Sure, it may sound outlandish, but salons are fantastic for your health. For a handful of reasons but let’s start with the most obvious: Salons connect you to your community. And connection makes you happy.

Harvard Medical School has been conducting an 80 year-long study of what makes us happy. And they’ve concluded that our relationships and how happy we are in our relationships in the complex fabric of our neighbors, family and friends, has a big effect in our overall health.

To have a sense of belonging within our own world, within our community, equates directly to happiness. As active members of our community we are relevant. We have a role, we have a sense of belonging. Hosting a salon really ups that feeling of one’s role in a community. It’s connection. And we all need to feel connected.

Robert Waldinger, psychiatrist at Harvard Medical School, has said the first lesson you can take is that “social connections are really good for us and that loneliness kills.” Did you read that? Loneliness kills. “It turns out that people who are more socially connected to family, to friends, to community are happier, they’re physically healthier and they live longer than people who are less well connected,” he said.

 “Our study has shown that the people who fared the best were the people who leaned into relationships, with family, with friends, with community.”

 Robert Waldinger, psychiatrist at HMS, said in his TED Talk.

Let’s replace screen time with people time. Think about how much our ability to organically participate in community has been decimated by 2020. Now is the time to reclaim that essential aspect of self in relation to others by gathering your tribe imperfectly but generously. Why not invite them over and have a conversation?

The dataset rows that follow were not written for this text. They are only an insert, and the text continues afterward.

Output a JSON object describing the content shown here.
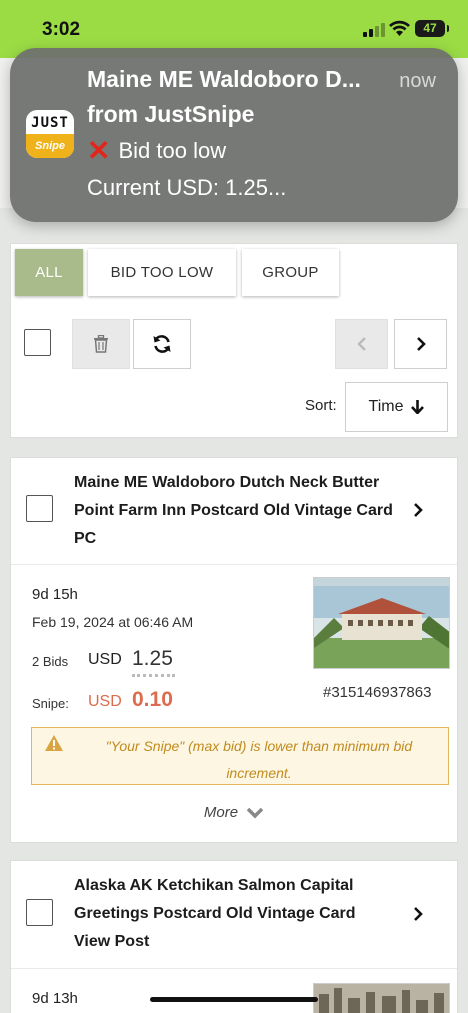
{
  "status": {
    "time": "3:02",
    "battery": "47"
  },
  "notification": {
    "app_icon_top": "JUST",
    "app_icon_bottom": "Snipe",
    "title": "Maine ME Waldoboro D...",
    "subtitle": "from JustSnipe",
    "time": "now",
    "status_text": "Bid too low",
    "detail": "Current USD: 1.25..."
  },
  "filters": {
    "tabs": [
      "ALL",
      "BID TOO LOW",
      "GROUP"
    ],
    "active_tab": "ALL",
    "sort_label": "Sort:",
    "sort_value": "Time"
  },
  "listings": [
    {
      "title": "Maine ME Waldoboro Dutch Neck Butter Point Farm Inn Postcard Old Vintage Card PC",
      "time_left": "9d 15h",
      "end_date": "Feb 19, 2024 at 06:46 AM",
      "bids": "2 Bids",
      "currency": "USD",
      "current_price": "1.25",
      "snipe_label": "Snipe:",
      "snipe_currency": "USD",
      "snipe_amount": "0.10",
      "item_id": "#315146937863",
      "warning": "\"Your Snipe\" (max bid) is lower than minimum bid increment.",
      "more_label": "More"
    },
    {
      "title": "Alaska AK Ketchikan Salmon Capital Greetings Postcard Old Vintage Card View Post",
      "time_left": "9d 13h"
    }
  ],
  "colors": {
    "accent_green": "#9bdc45",
    "active_tab": "#a9bb8b",
    "snipe_red": "#dd6b4d",
    "warning_text": "#c08b1d"
  }
}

According to past POSTHOC salon guest Dr. Robert Lustig from UC San Francisco, there are 4 components that go into the science of  happiness. Can you guess what they are? They all begin with the letter C.

Connect (literal IRL face time to trigger empathy), Contribute (not giving $ but effort for non-personal gain, for the benefit of family, friends or the world at large.) Cope (meditate, exercise, sleep, turn off phone. You might do this before you host a salon, for example.) and Cook (for yourself and friends).

And what do you do when you host a salon?

Connect: A room filled with curious people who by now are likely starved for meaningful human interaction.

Contribute: The gathering, the salon, is a contribution to your community. Hosting and feeding your community is an act of loving service.

Cope: Almost impossible to have a gathering and NOT allow some time for oneself prior to gather one’s thoughts. A run, a 20 minute meditation and a solid night’s sleep will all help ground you before stepping fully into the role of host and facilitator.

Cook: If you host a salon, we bet you’ll do just a lil bit if not all of the cooking. Maybe you order in food, but you make a salad to go with it and/or some delicious cocktails. Cooking doesn’t have to be perfect, and if you know you can’t or simply don’t like to cook, then by all means let Trader Joe’s cater a pre-made dinner for your salon. You can express your love through food just by plating it up nicely and serving it with smile.

In the wake of our social fabric being decimated by COVID, we now have the opportunity to reunite the complex network of our neighbors, family and friends who make life worth living in the first place. After what we’ve just lived through over the past year, doesn’t it feel especially meaningful to reunite our communities around fascinating and important topics? So what are you waiting for? Head over to our hosting how-to guide to learn everything you need to host a downright life-affirming salon for you and your most alchemic group of friends.